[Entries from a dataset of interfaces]

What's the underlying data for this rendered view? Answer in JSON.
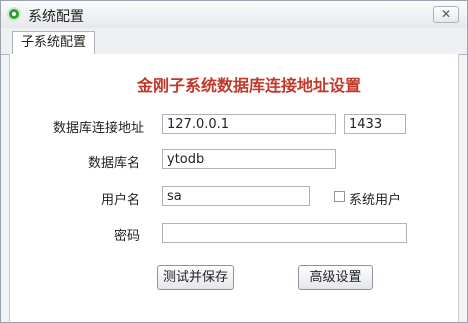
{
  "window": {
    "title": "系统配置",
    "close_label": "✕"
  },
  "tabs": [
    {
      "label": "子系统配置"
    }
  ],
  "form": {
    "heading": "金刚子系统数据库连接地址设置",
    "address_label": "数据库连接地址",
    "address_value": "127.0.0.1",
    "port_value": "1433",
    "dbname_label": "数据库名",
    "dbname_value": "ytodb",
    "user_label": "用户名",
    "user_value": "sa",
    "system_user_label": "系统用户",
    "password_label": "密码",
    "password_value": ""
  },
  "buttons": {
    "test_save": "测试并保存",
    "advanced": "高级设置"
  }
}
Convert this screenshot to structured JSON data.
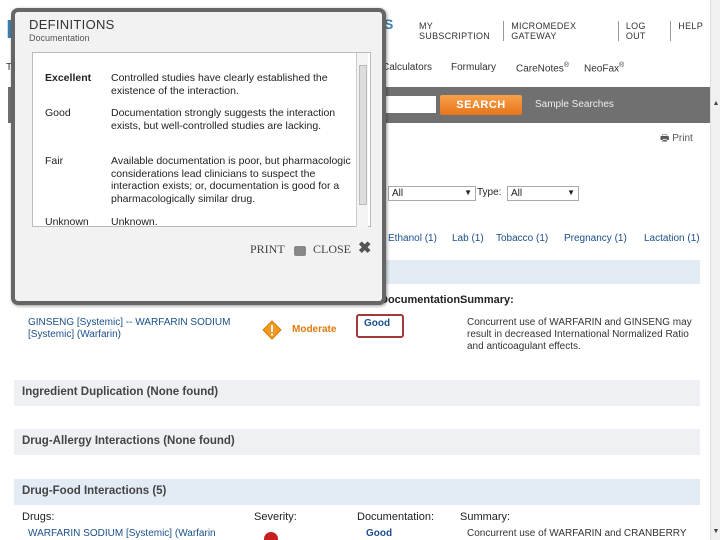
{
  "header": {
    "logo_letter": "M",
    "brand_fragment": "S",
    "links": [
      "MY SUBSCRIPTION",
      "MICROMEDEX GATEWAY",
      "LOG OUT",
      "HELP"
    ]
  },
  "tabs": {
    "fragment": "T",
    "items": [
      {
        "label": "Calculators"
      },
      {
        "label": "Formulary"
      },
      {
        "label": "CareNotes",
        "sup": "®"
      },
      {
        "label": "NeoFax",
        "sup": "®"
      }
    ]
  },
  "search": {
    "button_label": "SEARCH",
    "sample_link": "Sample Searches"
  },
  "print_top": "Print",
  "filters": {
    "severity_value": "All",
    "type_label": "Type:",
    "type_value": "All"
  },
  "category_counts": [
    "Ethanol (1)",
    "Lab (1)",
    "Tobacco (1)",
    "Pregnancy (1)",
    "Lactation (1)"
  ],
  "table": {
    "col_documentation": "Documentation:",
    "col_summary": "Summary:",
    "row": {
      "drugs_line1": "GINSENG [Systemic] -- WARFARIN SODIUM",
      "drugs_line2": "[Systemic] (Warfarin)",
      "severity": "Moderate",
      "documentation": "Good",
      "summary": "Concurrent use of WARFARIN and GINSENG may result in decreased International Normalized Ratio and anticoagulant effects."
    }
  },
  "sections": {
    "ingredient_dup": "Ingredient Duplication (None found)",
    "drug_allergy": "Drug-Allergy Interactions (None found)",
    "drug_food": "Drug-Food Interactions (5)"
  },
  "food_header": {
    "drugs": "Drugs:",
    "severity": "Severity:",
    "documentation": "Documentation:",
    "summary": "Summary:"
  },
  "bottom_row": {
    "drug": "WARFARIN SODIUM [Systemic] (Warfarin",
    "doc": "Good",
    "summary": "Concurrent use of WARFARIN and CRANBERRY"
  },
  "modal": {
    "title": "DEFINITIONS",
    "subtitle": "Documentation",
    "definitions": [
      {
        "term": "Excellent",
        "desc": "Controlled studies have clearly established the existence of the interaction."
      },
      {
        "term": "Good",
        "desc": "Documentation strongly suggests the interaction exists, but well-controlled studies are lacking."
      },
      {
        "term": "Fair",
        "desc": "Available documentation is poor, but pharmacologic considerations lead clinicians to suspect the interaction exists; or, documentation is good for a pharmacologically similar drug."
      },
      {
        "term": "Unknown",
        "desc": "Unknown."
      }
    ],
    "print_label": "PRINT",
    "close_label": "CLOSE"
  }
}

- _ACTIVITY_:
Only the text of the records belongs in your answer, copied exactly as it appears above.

- _YOUR RESPONSE_:
What's the underlying data for this rendered view? Answer in JSON.
{
  "window": {
    "title": "系统配置",
    "close_label": "✕"
  },
  "tabs": [
    {
      "label": "子系统配置"
    }
  ],
  "form": {
    "heading": "金刚子系统数据库连接地址设置",
    "address_label": "数据库连接地址",
    "address_value": "127.0.0.1",
    "port_value": "1433",
    "dbname_label": "数据库名",
    "dbname_value": "ytodb",
    "user_label": "用户名",
    "user_value": "sa",
    "system_user_label": "系统用户",
    "password_label": "密码",
    "password_value": ""
  },
  "buttons": {
    "test_save": "测试并保存",
    "advanced": "高级设置"
  }
}
Convert this screenshot to structured JSON data.
{
  "header": {
    "logo_letter": "M",
    "brand_fragment": "S",
    "links": [
      "MY SUBSCRIPTION",
      "MICROMEDEX GATEWAY",
      "LOG OUT",
      "HELP"
    ]
  },
  "tabs": {
    "fragment": "T",
    "items": [
      {
        "label": "Calculators"
      },
      {
        "label": "Formulary"
      },
      {
        "label": "CareNotes",
        "sup": "®"
      },
      {
        "label": "NeoFax",
        "sup": "®"
      }
    ]
  },
  "search": {
    "button_label": "SEARCH",
    "sample_link": "Sample Searches"
  },
  "print_top": "Print",
  "filters": {
    "severity_value": "All",
    "type_label": "Type:",
    "type_value": "All"
  },
  "category_counts": [
    "Ethanol (1)",
    "Lab (1)",
    "Tobacco (1)",
    "Pregnancy (1)",
    "Lactation (1)"
  ],
  "table": {
    "col_documentation": "Documentation:",
    "col_summary": "Summary:",
    "row": {
      "drugs_line1": "GINSENG [Systemic] -- WARFARIN SODIUM",
      "drugs_line2": "[Systemic] (Warfarin)",
      "severity": "Moderate",
      "documentation": "Good",
      "summary": "Concurrent use of WARFARIN and GINSENG may result in decreased International Normalized Ratio and anticoagulant effects."
    }
  },
  "sections": {
    "ingredient_dup": "Ingredient Duplication (None found)",
    "drug_allergy": "Drug-Allergy Interactions (None found)",
    "drug_food": "Drug-Food Interactions (5)"
  },
  "food_header": {
    "drugs": "Drugs:",
    "severity": "Severity:",
    "documentation": "Documentation:",
    "summary": "Summary:"
  },
  "bottom_row": {
    "drug": "WARFARIN SODIUM [Systemic] (Warfarin",
    "doc": "Good",
    "summary": "Concurrent use of WARFARIN and CRANBERRY"
  },
  "modal": {
    "title": "DEFINITIONS",
    "subtitle": "Documentation",
    "definitions": [
      {
        "term": "Excellent",
        "desc": "Controlled studies have clearly established the existence of the interaction."
      },
      {
        "term": "Good",
        "desc": "Documentation strongly suggests the interaction exists, but well-controlled studies are lacking."
      },
      {
        "term": "Fair",
        "desc": "Available documentation is poor, but pharmacologic considerations lead clinicians to suspect the interaction exists; or, documentation is good for a pharmacologically similar drug."
      },
      {
        "term": "Unknown",
        "desc": "Unknown."
      }
    ],
    "print_label": "PRINT",
    "close_label": "CLOSE"
  }
}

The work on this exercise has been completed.